Tad, of the options for raising revenue outlined in the One Million Climate Jobs Now! report,none is politically tenable, for the current Australian situation,IMO. Although technically simple, as you say, I can't see any of them flying without a substantial shift in trade union allegiance from the ALP to the Greens. This is not impossible but unlikely. If it were to occur, however, it could then be possible for the Greens to advance an argument in favour of large scale state subsidisation of green jobs but they would need to do so with a sound economic argument expressed in the language of common sense for general consumption, as the UK report does. The Greens are not strong on economic matters, so it is a big ask. And if not the Greens, who? Both the major parties along with key independents will baulk at increasing government debt or raising taxes; the situation in Australia is not as dire as in the UK and, therefore, the call for large scale state intervention would be regarded as over reaching. Perhaps the best scenario in the short term would be to see a Greens/union proposal tabled as part of both the Parliamentary Climate Change Committee and the July 2011 tax summit.So putting aside questions of technical facility in revenue raising, how do you see the idea you propose playing out politically? That is, how to render it feasible, Tad?

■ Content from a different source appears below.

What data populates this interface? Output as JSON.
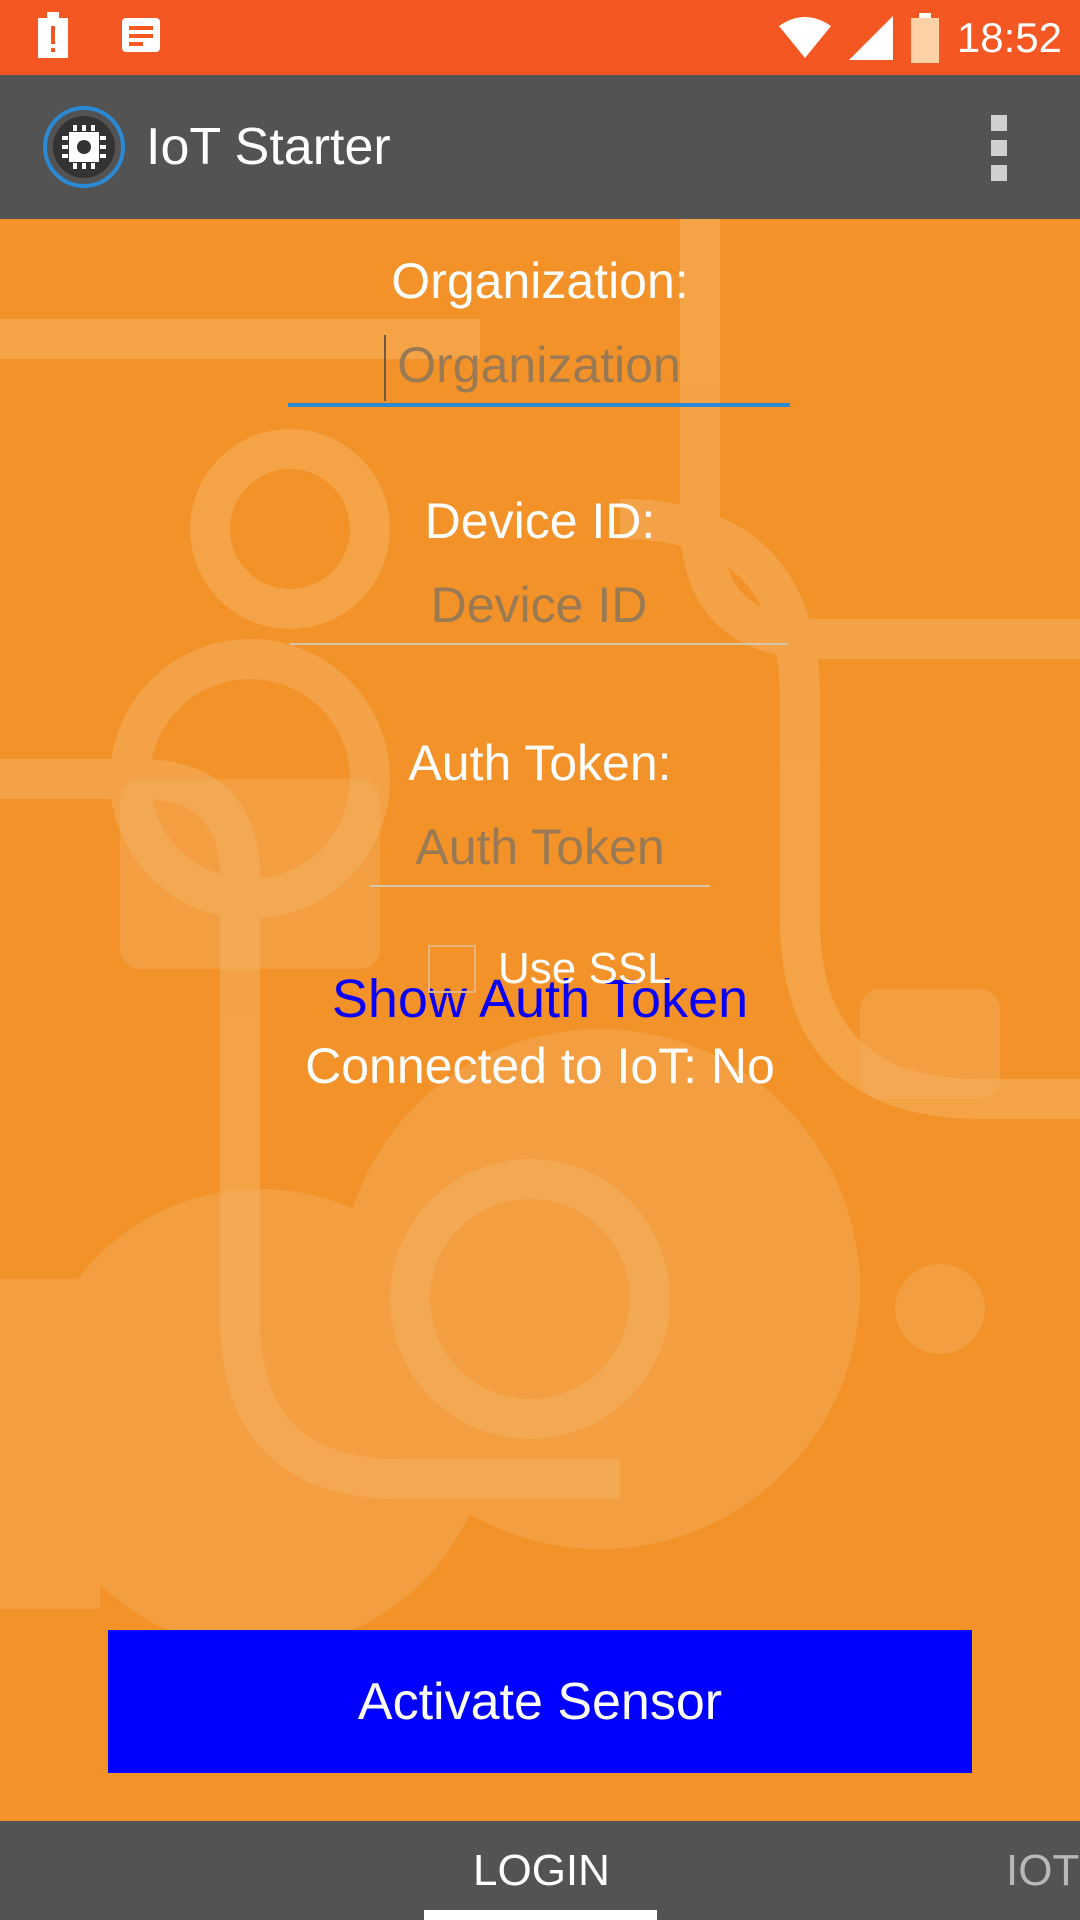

@Boris: Late as I am to the party, I have to point out, that there is a circularity to your logic. Without a substantial in union allegiance to the Greens the policies outlined in the Climate Jobs Now report are, you argue, not possible. Yet without a shift towards precisely these policies by the Greens, a wholesale shift in union allegiance to the Greens is vanishingly unlikely. A key part of this argument is precisely what Greens policy should be in a context of a strategic argument about how to build support for a left alternative to labour – only policy that harmonises the progressive agenda of the Greens with the interests of workers on issues like climate change is going to work, the rest is simply labor-style, faux-pragmatic machine politics recut in Green cloth.This suggests a deeper problem with your argument though, which is whether the logic of "feasability" that you suggest is particularly useful as a frame for solving the climate crisis? The problem is that anything that substantially alters the status quo will initially appear infeasible, given that it will clash to a significant degree with the interests of the corporations that got us into this mess, while anything that does not substantially alter the status quo will be inadequate to solve the climate crisis. The classic problem of the ruling ideas being the ideas of the rulers refracted through a contemporary policy debate …